Sunday, November 14, 2010
Review - Carlos
Carlos might have been made for French television, but this is no ordinary TV movie. For a start, it has been made by a real filmmaker, with Olivier Assayas cementing his reputation as one of the most exciting and mercurial directors currently working. He invests Carlos with an irresistible, propulsive sense of momentum that rarely flags across the film's five-and-a-half hour running time. This film is a good deal longer than both Steven Soderbergh's Che and last year's double-bill Mesrine, but Assayas' decades-spanning biopic somehow manages to feel shorter than both of them. It switches countries and languages with a remarkable fleetness of foot, and introduces characters at a dizzying rate as it hurtles through its subject's eventful life. Don't be deterred by Carlos' epic length, for this is one of the most audacious and exhilarating cinematic events of the year.
It also contains a central performance as good as any other you'll see this year. Édgar Ramírez plays Ilich Ramírez Sánchez, better known by his nom de guerre Carlos, and he is utterly convincing at every step of his character's journey, possessing a swagger and physicality that reminded me of Brando and De Niro in their pomp. When we first meet Sánchez, in the early 1970's, he is a man driven by a clear ideology – "Behind every bullet we fire, there will be an idea" he announces early on – and that conviction drives him to commit acts of terrorism in the name of the PFLP. In the film's final section, he is a bloated shadow of that young firebrand; a man living in a changing world that no longer has any use for him. Carlos' narrative unfolds in a traditional manner, employing a three-act structure (the French TV presentation was in three parts) that depicts his rise and fall in a familiar fashion. But Carlos feels so much more alive than most screen biopics, with Ramírez's performance and Assayas' bravura direction energising the film.

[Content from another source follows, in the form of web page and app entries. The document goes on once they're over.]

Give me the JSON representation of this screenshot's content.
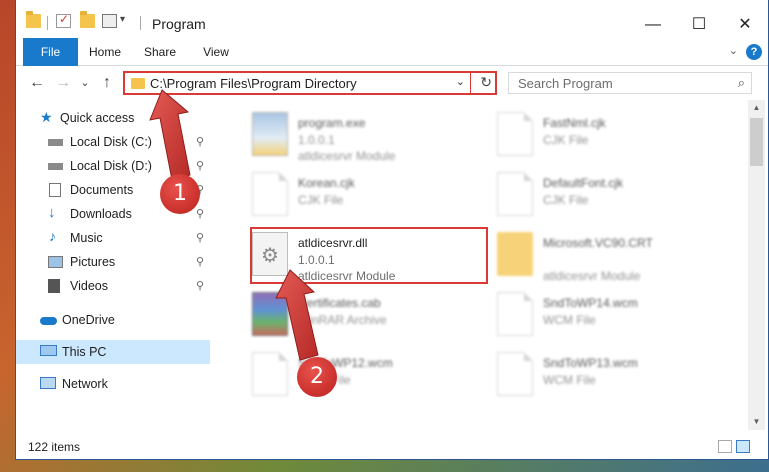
{
  "window": {
    "title": "Program",
    "controls": {
      "minimize": "—",
      "maximize": "☐",
      "close": "✕"
    }
  },
  "ribbon": {
    "tabs": [
      "File",
      "Home",
      "Share",
      "View"
    ],
    "help": "?"
  },
  "navigation": {
    "back": "←",
    "forward": "→",
    "recent": "⌄",
    "up": "↑",
    "address": "C:\\Program Files\\Program Directory",
    "refresh": "↻",
    "search_placeholder": "Search Program"
  },
  "nav_pane": {
    "items": [
      {
        "label": "Quick access",
        "icon": "star-icon",
        "pinned": false
      },
      {
        "label": "Local Disk (C:)",
        "icon": "drive-icon",
        "pinned": true
      },
      {
        "label": "Local Disk (D:)",
        "icon": "drive-icon",
        "pinned": true
      },
      {
        "label": "Documents",
        "icon": "documents-icon",
        "pinned": true
      },
      {
        "label": "Downloads",
        "icon": "download-icon",
        "pinned": true
      },
      {
        "label": "Music",
        "icon": "music-icon",
        "pinned": true
      },
      {
        "label": "Pictures",
        "icon": "pictures-icon",
        "pinned": true
      },
      {
        "label": "Videos",
        "icon": "videos-icon",
        "pinned": true
      },
      {
        "label": "OneDrive",
        "icon": "cloud-icon",
        "pinned": false
      },
      {
        "label": "This PC",
        "icon": "computer-icon",
        "pinned": false,
        "selected": true
      },
      {
        "label": "Network",
        "icon": "network-icon",
        "pinned": false
      }
    ],
    "pin_glyph": "📌"
  },
  "files": [
    {
      "name": "program.exe",
      "line2": "1.0.0.1",
      "line3": "atldicesrvr Module",
      "icon": "exe-icon"
    },
    {
      "name": "FastNml.cjk",
      "line2": "CJK File",
      "line3": "",
      "icon": "document-icon"
    },
    {
      "name": "Korean.cjk",
      "line2": "CJK File",
      "line3": "",
      "icon": "document-icon"
    },
    {
      "name": "DefaultFont.cjk",
      "line2": "CJK File",
      "line3": "",
      "icon": "document-icon"
    },
    {
      "name": "atldicesrvr.dll",
      "line2": "1.0.0.1",
      "line3": "atldicesrvr Module",
      "icon": "dll-gear-icon"
    },
    {
      "name": "Microsoft.VC90.CRT",
      "line2": "",
      "line3": "atldicesrvr Module",
      "icon": "folder-icon"
    },
    {
      "name": "Certificates.cab",
      "line2": "WinRAR Archive",
      "line3": "",
      "icon": "archive-icon"
    },
    {
      "name": "SndToWP14.wcm",
      "line2": "WCM File",
      "line3": "",
      "icon": "document-icon"
    },
    {
      "name": "SndToWP12.wcm",
      "line2": "WCM File",
      "line3": "",
      "icon": "document-icon"
    },
    {
      "name": "SndToWP13.wcm",
      "line2": "WCM File",
      "line3": "",
      "icon": "document-icon"
    }
  ],
  "status": {
    "item_count": "122 items"
  },
  "callouts": {
    "step1": "1",
    "step2": "2"
  },
  "colors": {
    "accent": "#1979ca",
    "highlight_red": "#d93a36",
    "selected_bg": "#cce8ff"
  }
}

In the film's opening third, Carlos the character rarely stays still (at one point, we see how he quickly he loses his shape and sharpness when he is forced to lie low for a period of inactivity) and Assayas' restless, dynamic camerawork matches him stride for stride. The film moves fluidly from Carlos' political motivations to his womanising and acts of violence, and lends each encounter the same sense of authenticity and the same gripping tension. At times, admittedly, the ceaseless rush of Assayas' filmmaking can leave us struggling to catch up, particularly when supporting characters – introduced with onscreen captions announcing their name and affiliation – appear and then disappear so abruptly. The director is less interested in explaining background details and offering exposition than he is in simply showing us Carlos the man and letting us experience his actions, but this approach can result in some areas of the film feeling murky and vague.
On the other hand, his style also fills Carlos with so many sublime moments, and it seems ridiculous to grumble about small deficiencies when confronted with filmmaking of this stature. In particular, Part 2 of Carlos deals almost exclusively with his most famous act, the taking of hostages at the OPEC conference in Vienna in 1975. Running to an almost feature length in itself, this is an indescribably brilliant piece of sustained filmmaking from Assayas, whose confident pacing and masterful control of tone develops and then maintains an electrifying sense of tension, even as Carlos and his cohorts sit motionless on an airport runway, their plan slowly crumbling around them. This sequence in itself would be enough to ensure Carlos' status as one of the films of the year, and as I left the screening room at this point for the interval, I wondered if Part 3 could live up to what had gone before.
I'm afraid to say it doesn't. That's not to say the third part of Carlos is bad – it's far from that – but after the explosive, sexy and thrilling action of the first two parts, it feels a little more laborious and it's the first time that Assayas seems to suffer from the constricting confines of the biopic as a cinematic storytelling form. It is fascinating to watch Carlos being cut off from his former allies as communist regimes fall one by one, and to see how lost this international terrorist is without the states that once shielded him, but it also feels like we're marking time as we wait for justice to finally catch up with him. The third act drag is a perennial problem in biopics that deal with the whole arc of a person's life, but it's particularly disappointing here after that life has been rendered so thrillingly for the preceding four-and-a-bit hours.
Again, however, I need to set those complaints against the frequent displays of the director's brilliance in Carlos, and the filmmaking comes out on top every time. I haven't even mentioned the roster of outstanding supporting performances, including Nora von Waldstätten as his wife and Julia Hummer as his volatile accomplice. I could have also gone into more detail describing sensational individual sequences, such as the Japanese Red Army's bank assault, Carlos' escape from the police after he is betrayed, or the botched attempts to blow up Israeli planes at Orly airport; there's simply so much here to digest. Carlos is available in two forms, both as a five-and-a-half hour version and as a cut-down 165-minute film. I haven't seen the latter, but I really can't imagine how you could chop almost three hours' worth of incident from this film without losing something special, because very little of it feels like filler. I'm not entirely sure if Carlos possesses the depth to match its length, but it's a ceaselessly invigorating cinematic spectacle, and an awesome directorial achievement.